Cloud Jacking: Explained for business

Cloud Jacking: Explained for business

It seems that you can’t read anything on the subject of information technology these days without some mention of the cloud. Whether we like it or not, cloud computing has definitely changed the tech landscape in a big way. Has it changed for the better or for the worse? The honest answer is…a little bit of both. While the cloud offers unprecedented levels of connectivity and collaboration between distant parties, that same interconnectedness makes it vulnerable to cyber-attacks. Cloud jacking has emerged as one of the main methods by which malicious actors can infiltrate a cloud network, so you probably need to know a little more about how it works.

What Is Cloud Jacking?

For once, we have a cloud-related topic that is very simple.

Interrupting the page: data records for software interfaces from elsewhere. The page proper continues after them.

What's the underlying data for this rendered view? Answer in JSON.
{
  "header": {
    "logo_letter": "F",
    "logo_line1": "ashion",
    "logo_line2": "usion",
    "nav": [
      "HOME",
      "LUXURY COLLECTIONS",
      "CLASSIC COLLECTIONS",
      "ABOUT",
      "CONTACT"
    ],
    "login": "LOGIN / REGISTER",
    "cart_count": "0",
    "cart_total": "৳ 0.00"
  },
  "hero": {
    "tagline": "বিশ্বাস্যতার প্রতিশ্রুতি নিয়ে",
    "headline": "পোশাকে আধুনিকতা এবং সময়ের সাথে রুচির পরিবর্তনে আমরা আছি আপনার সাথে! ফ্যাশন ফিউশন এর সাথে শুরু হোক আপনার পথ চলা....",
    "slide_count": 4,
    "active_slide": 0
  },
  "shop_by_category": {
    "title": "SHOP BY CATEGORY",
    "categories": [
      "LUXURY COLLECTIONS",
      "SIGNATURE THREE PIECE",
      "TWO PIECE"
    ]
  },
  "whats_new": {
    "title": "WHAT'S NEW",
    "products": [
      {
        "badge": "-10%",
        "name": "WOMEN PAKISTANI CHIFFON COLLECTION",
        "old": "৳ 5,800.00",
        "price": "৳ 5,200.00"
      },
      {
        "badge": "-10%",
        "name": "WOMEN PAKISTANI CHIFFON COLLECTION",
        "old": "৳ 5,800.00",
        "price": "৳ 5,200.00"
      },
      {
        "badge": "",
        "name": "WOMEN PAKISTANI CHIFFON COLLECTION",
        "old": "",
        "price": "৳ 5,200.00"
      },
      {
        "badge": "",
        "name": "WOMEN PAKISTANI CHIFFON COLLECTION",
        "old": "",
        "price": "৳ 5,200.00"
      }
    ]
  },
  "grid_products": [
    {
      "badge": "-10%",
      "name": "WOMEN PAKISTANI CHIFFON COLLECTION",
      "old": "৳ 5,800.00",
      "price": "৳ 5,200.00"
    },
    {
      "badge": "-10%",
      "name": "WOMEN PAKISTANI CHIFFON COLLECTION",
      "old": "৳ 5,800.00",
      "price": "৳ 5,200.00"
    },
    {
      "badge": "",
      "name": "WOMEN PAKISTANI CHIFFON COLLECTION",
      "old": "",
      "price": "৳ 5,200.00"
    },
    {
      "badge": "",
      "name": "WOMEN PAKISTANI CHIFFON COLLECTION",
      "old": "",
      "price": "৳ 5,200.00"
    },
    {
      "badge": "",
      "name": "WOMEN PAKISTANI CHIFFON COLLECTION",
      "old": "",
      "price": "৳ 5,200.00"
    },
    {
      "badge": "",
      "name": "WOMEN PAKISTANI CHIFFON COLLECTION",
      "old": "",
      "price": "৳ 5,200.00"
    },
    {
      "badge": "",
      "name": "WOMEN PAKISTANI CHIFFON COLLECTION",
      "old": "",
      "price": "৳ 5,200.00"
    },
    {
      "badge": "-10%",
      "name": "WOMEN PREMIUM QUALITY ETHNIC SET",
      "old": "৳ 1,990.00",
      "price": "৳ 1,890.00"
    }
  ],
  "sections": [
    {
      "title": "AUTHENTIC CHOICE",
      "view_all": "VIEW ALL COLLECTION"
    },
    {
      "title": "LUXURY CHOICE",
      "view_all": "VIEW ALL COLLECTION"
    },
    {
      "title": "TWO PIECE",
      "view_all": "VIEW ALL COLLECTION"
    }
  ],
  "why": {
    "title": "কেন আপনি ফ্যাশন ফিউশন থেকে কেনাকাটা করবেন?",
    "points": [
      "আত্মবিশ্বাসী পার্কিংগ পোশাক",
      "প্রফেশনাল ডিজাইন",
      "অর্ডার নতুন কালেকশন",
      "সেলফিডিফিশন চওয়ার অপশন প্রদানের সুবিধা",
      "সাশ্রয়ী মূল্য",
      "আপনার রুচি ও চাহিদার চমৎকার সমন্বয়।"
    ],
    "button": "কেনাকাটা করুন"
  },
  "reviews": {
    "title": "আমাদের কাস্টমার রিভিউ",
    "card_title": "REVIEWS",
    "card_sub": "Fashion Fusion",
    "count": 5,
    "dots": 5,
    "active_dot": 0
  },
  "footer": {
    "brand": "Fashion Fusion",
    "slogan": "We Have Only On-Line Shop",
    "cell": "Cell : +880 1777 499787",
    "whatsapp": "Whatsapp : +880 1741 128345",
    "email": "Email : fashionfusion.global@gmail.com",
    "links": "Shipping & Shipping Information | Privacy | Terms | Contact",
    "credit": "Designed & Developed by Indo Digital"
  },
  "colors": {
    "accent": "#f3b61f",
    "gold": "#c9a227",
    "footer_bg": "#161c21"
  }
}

Cloud jacking is the stealing of sensitive login credentials so that the hacker can enter the cloud. By jacking a set of legit credentials, they can easily masquerade as an authorized user. It makes sense that hackers would use this method because it represents the easiest way to gain access. Once in the system, they can steal data, destroy data, or install all sorts of malware.

Why Is Cloud Jacking The Easiest Method For Hacking A Cloud Network?

Any good cloud network will be protected with some degree of network encryption. This might be anything from simple SSL (normal website encryption protocol) to a full-on encrypted tunnel (like those used by VPN services). Is it possible for a hacker to get through those encryptions? Yes, in theory. However, strong encryptions can take days, months, or even years to breakthrough. Thus, many cybercriminals do not opt for that path.

In most instances, it is far easier to trick the user than to circumvent all those encryption layers. This is usually done through the use of “phishing” tactics. Phishing is the use of impersonation and disguise to trick someone into revealing their credentials (or other sensitive information).

How Does Phishing Work?

Phishing usually begins with an email containing a link. The email will claim to be from a legitimate source and will prompt you to click a link and take some action or another. Of course, this action will involve you signing in to your account. Here’s the problem: That link didn’t actually take you to your account page. Instead, it took you to a fake page created by the hacker. They will probably take the time and effort to make it look a lot like the official site that they impersonate.

When this page is created, any number of scripts can be added. Scripts are just simple commands that perform simple things, and most of them are harmless. However, in this case, we are talking about keylogger scripts that capture everything you type. Thus, as soon as you input your credentials, that info is captured. If the characters are visible on the screen, they might use a screen capture program instead of the keylogger.

How To Prevent Cloud Jacking

Because this is a relatively simple type of attack, it can be prevented with relatively simple methods. Of course, these solutions are not just tech solutions. Having the right hardware or software matters a lot, but having a good security-minded attitude is even better. A cautious attitude and an informed mind are the best defenses against cloud jacking, phishing, and anything of the sort.

For instance, you should refrain from clicking email links unless you can verify both the source and the destination. If the email claims to be from your bank, call your bank and verify that they sent such a message. If the link claims that it will take you to an official corporate website, hover your pointer over that link and check the data displayed. This will tell you if the link redirects to anything else. For example, if you see a link that looks like an official corporate site, but it redirects to an unknown site, that is a big red flag.

Multi-factor authentication can also be of great help here. The hacker might have login credentials, but they may not have enough information to pass multiple verification methods. For instance, phone verification would force the hacker to gain control of your phone, adding an extra step and making things excessively difficult. A lot of cloud managers fail to enable MFA because of the slight inconvenience it causes, but that inconvenience is well worth the gain.

Some cloud providers will also let you restrict your network to a certain IP range. That means you can limit access to just one other network, using it as a secure gateway. Obviously, that other network should be secured with strong network encryption and should be stored on-site.

The Importance Of Data Backup

In spite of all your precautions, there is always the chance that someone could jack your cloud account. You can (and should) make things as difficult as possible for them, but you can’t really make it impossible. Because of this, you must always maintain good cloud backups. Any important file that is stored in the cloud must also be stored elsewhere.

When making backups of important data, it’s a good idea to have three of them. It’s also a good idea to use multiple storage mediums. Finally, at least one backup should be stored off-site. This off-site backup should be stored on a drive or device that is incapable of accessing the internet. As for the format, we would recommend system image files. These can preserve the entire target drive in a compressed format, so they are your most complete option.

Conclusion

With new technology comes new risks, and the cloud is no exception. That being said, the cloud is still one of the most versatile and useful technologies out there. You just need to be careful that you aren’t using it in a foolish way. Go into the situation with your eyes wide open, knowing that perfect security is an impossibility. If you would like to know more about this, we would encourage you to call PCH Technologies at (856) 754-7500.